  4. If a hazardous material at ambient temperatures meets the definition of a solid under CFR 171.8 when packaged and offered for transportation, it is a solid material. However, if the solid will likely encounter temperatures in transportation that may cause the material to become a liquid, then the packaging must be capable of containing the hazardous material in the liquid state.

The UN System for Dangerous Goods Packaging

August 10th, 2017 by Natalie Mueller

Filed under: DOT/UN, HazMat, Safety

Skolnik steel barrels are all UN tested for their contents/purpose. If a manufacturer or shipper fails to comply with UN standards, they could face hefty fines, litigation and more. It is always important for manufacturers to adhere to UN regulations, but for dangerous goods packaging the stakes are even higher because, in addition to a fine, failure to comply with UN standards for dangerous goods packaging could lead to a spill, disaster or contamination. But what does this mean? How does the United Nations affect packaging regulations?

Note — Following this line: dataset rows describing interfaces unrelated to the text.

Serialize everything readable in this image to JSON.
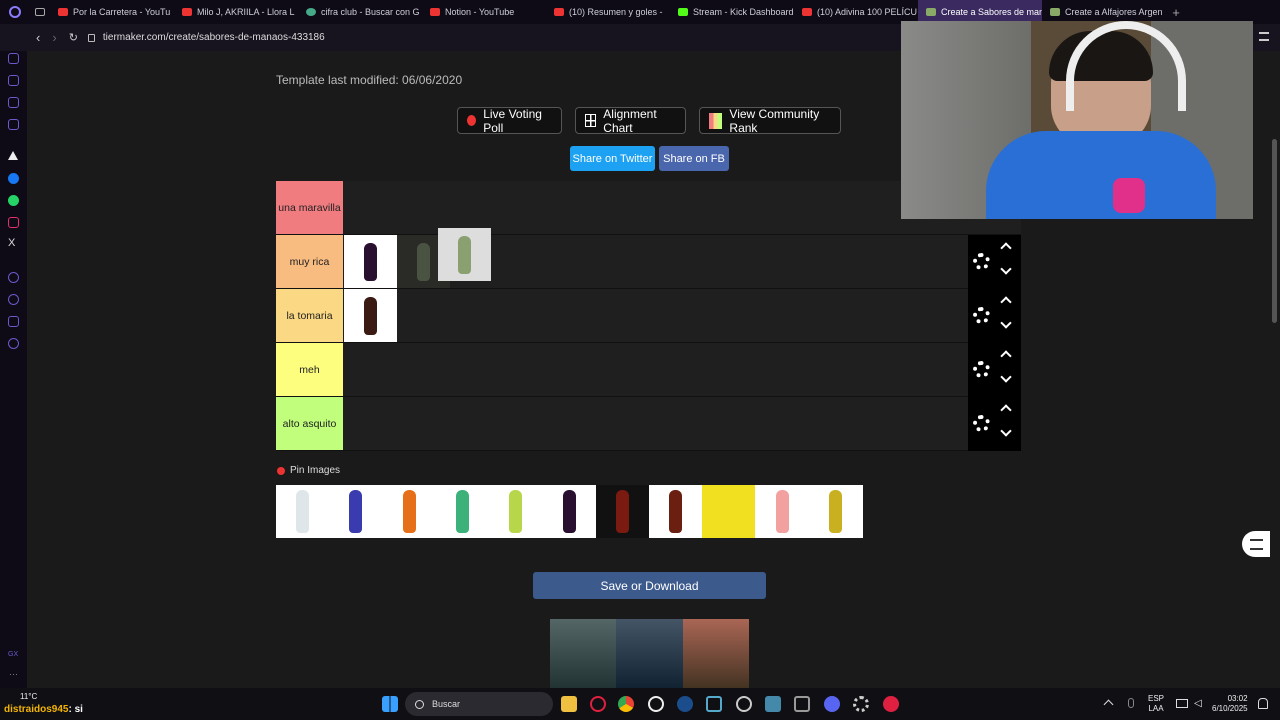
{
  "browser": {
    "tabs": [
      {
        "label": "Por la Carretera - YouTu",
        "color": "#e33"
      },
      {
        "label": "Milo J, AKRIILA - Llora L",
        "color": "#e33"
      },
      {
        "label": "cifra club - Buscar con G",
        "color": "#4a8"
      },
      {
        "label": "Notion - YouTube",
        "color": "#e33"
      },
      {
        "label": "(10) Resumen y goles -",
        "color": "#e33"
      },
      {
        "label": "Stream - Kick Dashboard",
        "color": "#53fc18"
      },
      {
        "label": "(10) Adivina 100 PELÍCU",
        "color": "#e33"
      },
      {
        "label": "Create a Sabores de man",
        "color": "#8a6",
        "active": true
      },
      {
        "label": "Create a Alfajores Argen",
        "color": "#8a6"
      }
    ],
    "url": "tiermaker.com/create/sabores-de-manaos-433186"
  },
  "page": {
    "template_modified": "Template last modified: 06/06/2020",
    "buttons": {
      "live_poll": "Live Voting Poll",
      "alignment": "Alignment Chart",
      "community": "View Community Rank",
      "share_twitter": "Share on Twitter",
      "share_fb": "Share on FB"
    },
    "tiers": [
      {
        "label": "una maravilla",
        "color": "#f07c80"
      },
      {
        "label": "muy rica",
        "color": "#f8bb80"
      },
      {
        "label": "la tomaria",
        "color": "#fbd883"
      },
      {
        "label": "meh",
        "color": "#fefe7e"
      },
      {
        "label": "alto asquito",
        "color": "#c0fe7c"
      }
    ],
    "pin_images_label": "Pin Images",
    "save_button": "Save or Download"
  },
  "pool_colors": [
    "#dfe6ea",
    "#3b3bb0",
    "#e6701a",
    "#3cb27a",
    "#b8d64a",
    "#2a1030",
    "#7a1a10",
    "#6a1f10",
    "#f0e020",
    "#f2a0a0",
    "#c8b020"
  ],
  "overlay": {
    "viewer": "distraidos945",
    "text": ": si",
    "temp": "11°C"
  },
  "taskbar": {
    "search": "Buscar",
    "lang1": "ESP",
    "lang2": "LAA",
    "time": "03:02",
    "date": "6/10/2025"
  }
}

The UN system for dangerous goods packaging is universally used and recognized. The system is used to classify, package, mark and label dangerous goods to facilitate their safe transport. All national and international regulations governing road, rail, sea and air transport are based on the United Nations’ system. With all manufacturers, suppliers and transport professionals following a single set of rules, the chances of contamination are greatly reduced.

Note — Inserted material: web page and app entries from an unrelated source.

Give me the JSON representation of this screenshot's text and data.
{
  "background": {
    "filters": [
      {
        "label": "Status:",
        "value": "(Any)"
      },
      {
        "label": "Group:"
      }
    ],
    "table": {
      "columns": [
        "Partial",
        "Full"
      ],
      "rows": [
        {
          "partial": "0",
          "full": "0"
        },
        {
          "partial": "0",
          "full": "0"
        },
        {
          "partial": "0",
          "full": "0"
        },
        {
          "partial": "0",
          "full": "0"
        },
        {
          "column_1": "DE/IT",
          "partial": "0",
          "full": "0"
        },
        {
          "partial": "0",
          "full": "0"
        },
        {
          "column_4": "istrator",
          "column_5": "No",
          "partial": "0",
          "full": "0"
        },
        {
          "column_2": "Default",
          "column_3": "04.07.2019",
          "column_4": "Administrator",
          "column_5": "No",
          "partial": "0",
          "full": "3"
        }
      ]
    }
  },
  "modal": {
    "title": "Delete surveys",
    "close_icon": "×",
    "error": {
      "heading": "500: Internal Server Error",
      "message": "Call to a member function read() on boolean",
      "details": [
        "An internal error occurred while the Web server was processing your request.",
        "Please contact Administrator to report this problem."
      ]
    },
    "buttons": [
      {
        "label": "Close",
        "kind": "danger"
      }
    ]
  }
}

The regulations dictate a minimum standard of performance. These performance standards are based on the intended contents of a package. Packages must exceed these standards before they can be authorized to contain and transport dangerous goods. The UN system starts with a sort of checklist of general criteria and specifications that the design of packages must meet. The packages then undergo rigorous physical testing before receiving UN certification.

At Skolnik, we pride ourselves in consistently engineering and manufacturing steel drums that exceed the UN certification criteria for dangerous goods and other uses. Our industrial packaging is designed and tested to be thicker, heavier and stronger than the industry standard, and our dangerous goods packaging is no different.

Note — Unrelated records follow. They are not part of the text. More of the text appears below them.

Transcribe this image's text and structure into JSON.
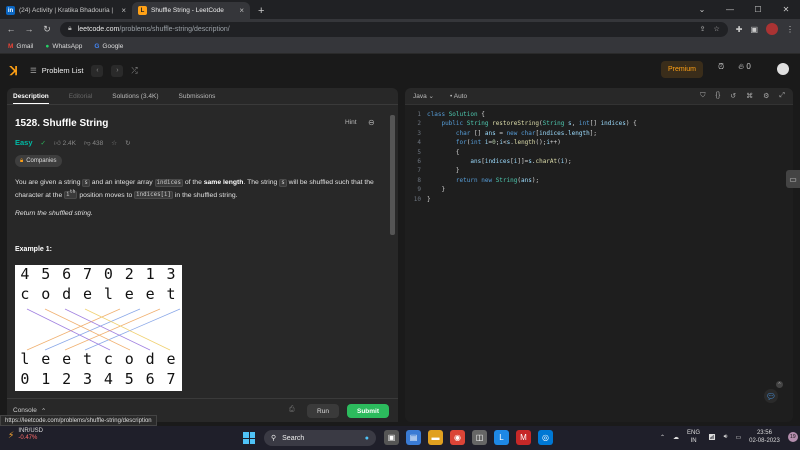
{
  "browser": {
    "tabs": [
      {
        "title": "(24) Activity | Kratika Bhadouria |",
        "icon": "linkedin-icon",
        "active": false
      },
      {
        "title": "Shuffle String - LeetCode",
        "icon": "leetcode-icon",
        "active": true
      }
    ],
    "new_tab": "+",
    "url_host": "leetcode.com",
    "url_path": "/problems/shuffle-string/description/",
    "bookmarks": [
      "Gmail",
      "WhatsApp",
      "Google"
    ]
  },
  "leetcode_nav": {
    "problem_list": "Problem List",
    "premium": "Premium",
    "streak": "0"
  },
  "left_tabs": [
    "Description",
    "Editorial",
    "Solutions (3.4K)",
    "Submissions"
  ],
  "problem": {
    "title": "1528. Shuffle String",
    "hint": "Hint",
    "difficulty": "Easy",
    "likes": "2.4K",
    "dislikes": "438",
    "companies": "Companies",
    "desc_p1_a": "You are given a string ",
    "desc_code_s": "s",
    "desc_p1_b": " and an integer array ",
    "desc_code_indices": "indices",
    "desc_p1_c": " of the ",
    "desc_bold": "same length",
    "desc_p1_d": ". The string ",
    "desc_p1_e": " will be shuffled such that the character at the ",
    "desc_code_ith": "i",
    "desc_sup": "th",
    "desc_p1_f": " position moves to ",
    "desc_code_indices_i": "indices[i]",
    "desc_p1_g": " in the shuffled string.",
    "desc_p2_a": "Return ",
    "desc_p2_b": "the shuffled string",
    "desc_p2_c": ".",
    "example_title": "Example 1:",
    "example_image": {
      "top_digits": [
        "4",
        "5",
        "6",
        "7",
        "0",
        "2",
        "1",
        "3"
      ],
      "top_letters": [
        "c",
        "o",
        "d",
        "e",
        "l",
        "e",
        "e",
        "t"
      ],
      "bottom_letters": [
        "l",
        "e",
        "e",
        "t",
        "c",
        "o",
        "d",
        "e"
      ],
      "bottom_digits": [
        "0",
        "1",
        "2",
        "3",
        "4",
        "5",
        "6",
        "7"
      ]
    }
  },
  "footer": {
    "console": "Console",
    "run": "Run",
    "submit": "Submit"
  },
  "editor": {
    "language": "Java",
    "mode": "Auto",
    "line_numbers": [
      "1",
      "2",
      "3",
      "4",
      "5",
      "6",
      "7",
      "8",
      "9",
      "10"
    ]
  },
  "status_url": "https://leetcode.com/problems/shuffle-string/description",
  "taskbar": {
    "ticker": "INR/USD",
    "change": "-0.47%",
    "search": "Search",
    "lang_top": "ENG",
    "lang_bottom": "IN",
    "time": "23:56",
    "date": "02-08-2023",
    "notifications": "19"
  }
}
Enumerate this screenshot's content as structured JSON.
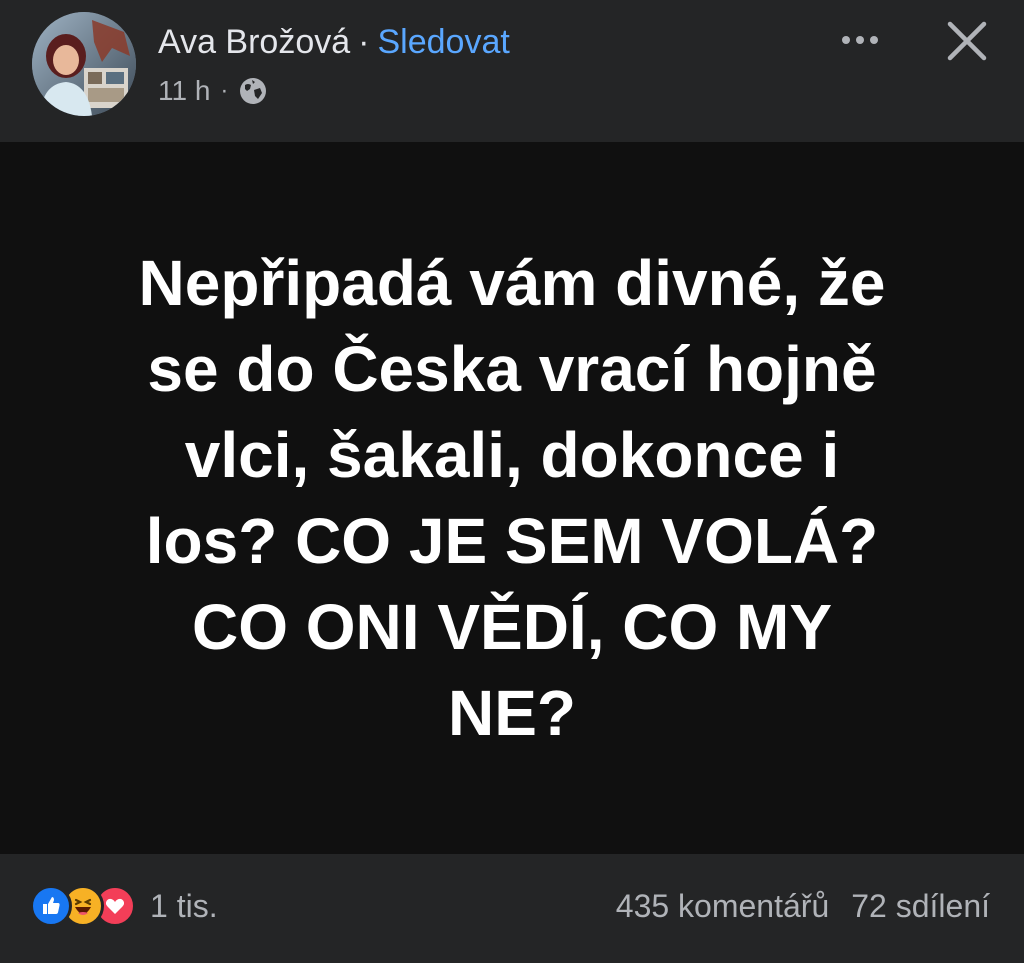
{
  "header": {
    "author_name": "Ava Brožová",
    "separator": "·",
    "follow_label": "Sledovat",
    "timestamp": "11 h",
    "meta_separator": "·",
    "audience_icon": "globe-icon",
    "more_icon": "more-horizontal-icon",
    "close_icon": "close-icon"
  },
  "post": {
    "text": "Nepřipadá vám divné, že\nse do Česka vrací hojně\nvlci, šakali, dokonce i\nlos? CO JE SEM VOLÁ?\nCO ONI VĚDÍ, CO MY\nNE?",
    "background_color": "#101010",
    "text_color": "#ffffff"
  },
  "footer": {
    "reaction_icons": [
      "like-icon",
      "haha-icon",
      "love-icon"
    ],
    "reaction_count": "1 tis.",
    "comments": "435 komentářů",
    "shares": "72 sdílení"
  },
  "colors": {
    "accent": "#5aa7ff",
    "like": "#1877f2",
    "haha": "#f7b125",
    "love": "#f33e58"
  }
}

Gasket Positioning is Critical

August 8th, 2017 by Howard Skolnik

Filed under: Safety, Skolnik Newsletter

For a steel drum, the closure system is the key to successful transport and storage.

By far, one of the most critical components of a proper drum seal is the gasket. Since the adoption of Performance Oriented Packaging Standards (POPS) in the mid-1990’s, new gasket styles, materials and profiles have entered the market to increase drum integrity and performance. Gaskets today can vary by density, contour, color and composition. However, with all these variations, drum fillers must be aware that all gaskets need to be inspected prior to sealing or closing a drum. Whether it‘s the first time closed, or a repeated closure, check the gasket for any irregularities including, but not limited to: crumbling, cracking, slicing, tearing. Confirm that the gasket is properly seated into the cover groove or on top of the bead. Check if the bond to the metal is intact, and does the gasket exhibit memory (bounce-back when compressed). In the event that a user believes that the gasket to be used is questionable, contact the original equipment manufacturer for a replacement gasket. It is important that replacement gaskets be the same as the original gasket with which the drums were UN tested. Using a different gasket will void the UN certification of the drum.

Need a visual? Watch the Skolnik Closure Instruction Videos for Bolt and Leverlock drums.